Research performance cannot be improved in a climate of staff fear; nor staff attracted to work at Liverpool if the institution is synominous with slash and burn. The development of original research takes place in a variety of settings, both funded and unfunded. The University’s job in our view is to nurture it not cut off its life support. That is why UCU believes that in a university all academic staff have the right to be research active. We oppose any move to transfer staff from full academic contracts to University Teacher contracts against their will.

2. Liverpool and its staff

The University’s current strategy has big aspirations but fails to recognise that it is staff that are Liverpool’s greatest asset. We reject:

  • suggestions that academic staff should move to bigger and bigger teaching loads or teaching only roles to prop up the research of a few.
  • reductions in the number of academic-related and support staff which contradict the aim of freeing up the time of academics.
  • the current freeze on replacement of posts which will inevitably result in problems of leadership and research excellence.

3. Liverpool and ‘the global university’

Academic reputation is central to global standing. The University’s “brand” has been massively damaged by the Vice Chancellor’s attempts to rush through the closure of three departments. Press criticism of poor leadership, secrecy and lack of consultation are not the ideal advert for our institution; while pictures of hundreds of staff and students protesting to keep courses open will not encourage a view of the university as a serious institution.

We believe that prospective students want to see a university at ease with itself; which invests in and develops its staff and which listens to its students.

4. Liverpool and the ‘Student experience’

The University seems determined to spend a great deal of money on marketing Liverpool as an academic fun park. Yet the students demonstrating to save their courses have shown they care about much more than the next pint or whether there is a noodle bar, theme pub or sports club on campus. Learning must be at the centre of the Liverpool experience, not its periphery.

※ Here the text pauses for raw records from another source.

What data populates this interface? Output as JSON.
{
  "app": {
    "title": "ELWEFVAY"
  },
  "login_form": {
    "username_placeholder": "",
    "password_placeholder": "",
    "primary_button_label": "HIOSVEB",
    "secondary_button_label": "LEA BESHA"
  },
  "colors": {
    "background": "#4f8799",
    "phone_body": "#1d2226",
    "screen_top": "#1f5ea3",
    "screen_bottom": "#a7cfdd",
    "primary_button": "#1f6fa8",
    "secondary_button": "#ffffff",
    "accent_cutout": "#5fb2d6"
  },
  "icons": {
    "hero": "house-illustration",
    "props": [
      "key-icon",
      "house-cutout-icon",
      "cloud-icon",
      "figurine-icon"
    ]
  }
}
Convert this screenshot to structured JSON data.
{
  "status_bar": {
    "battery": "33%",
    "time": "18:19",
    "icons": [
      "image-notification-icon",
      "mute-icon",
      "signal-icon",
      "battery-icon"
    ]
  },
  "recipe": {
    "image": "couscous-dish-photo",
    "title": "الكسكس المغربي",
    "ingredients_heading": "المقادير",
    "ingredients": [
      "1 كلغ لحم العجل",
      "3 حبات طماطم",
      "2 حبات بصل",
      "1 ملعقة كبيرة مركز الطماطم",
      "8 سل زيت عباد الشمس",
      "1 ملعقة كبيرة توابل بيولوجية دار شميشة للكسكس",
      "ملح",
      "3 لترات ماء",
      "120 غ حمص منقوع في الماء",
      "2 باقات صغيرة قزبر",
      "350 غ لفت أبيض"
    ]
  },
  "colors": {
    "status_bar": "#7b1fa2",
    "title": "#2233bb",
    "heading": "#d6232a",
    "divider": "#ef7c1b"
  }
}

5. Liverpool and ‘knowledge exchange’

The Vice Chancellor seeks to increase our links with business, but without thinking through the consequences of describing academic work as a ‘product’ for which a market must be found. Our view is that the University’s reputation is precious and that relationships with the private sector require proper regulation to protect it.

6. Liverpool and widening participation

The University’s strategy plays lip service to the principle of widening participation. The campaign against the cuts has shown that the local community cares about our university. We believe this institution has a leading role to play in encouraging those from non-traditional backgrounds to consider university and to act as a regional and national exemplar for the principle of widening participation so talent and potential, not affordability becomes the central driver.

Liverpool UCU are campaigning for an alternative future for our university. Endless rounds of cuts will destroy what we have built. Our vision is of a university that staff and students can be proud of; where teaching and research excellence flourish; where all are listened to and valued; and which is rooted in its local and regional community.

Show your support

If you agree with us, leave a message saying you support the statement at: https://noliverpoolcuts.wordpress.com

Protestors angry at refusal to consider options to prevent department cull at Liverpool University

11 March 2009

The philosophy, politics and communications and statistics departments at Liverpool University are still at risk following a meeting of the university’s senate this afternoon to the backdrop of noisy protests from staff and students.

Read more here…

Liverpool University protests over department cull

10 March 2009

Students and staff at Liverpool University will protest from 1pm tomorrow against threatened wholesale department closures following the recent Research Assessment Exercise (RAE) results. UCU also warned that strike action could be on the cards as worried and angry staff consider their options.

Read more here…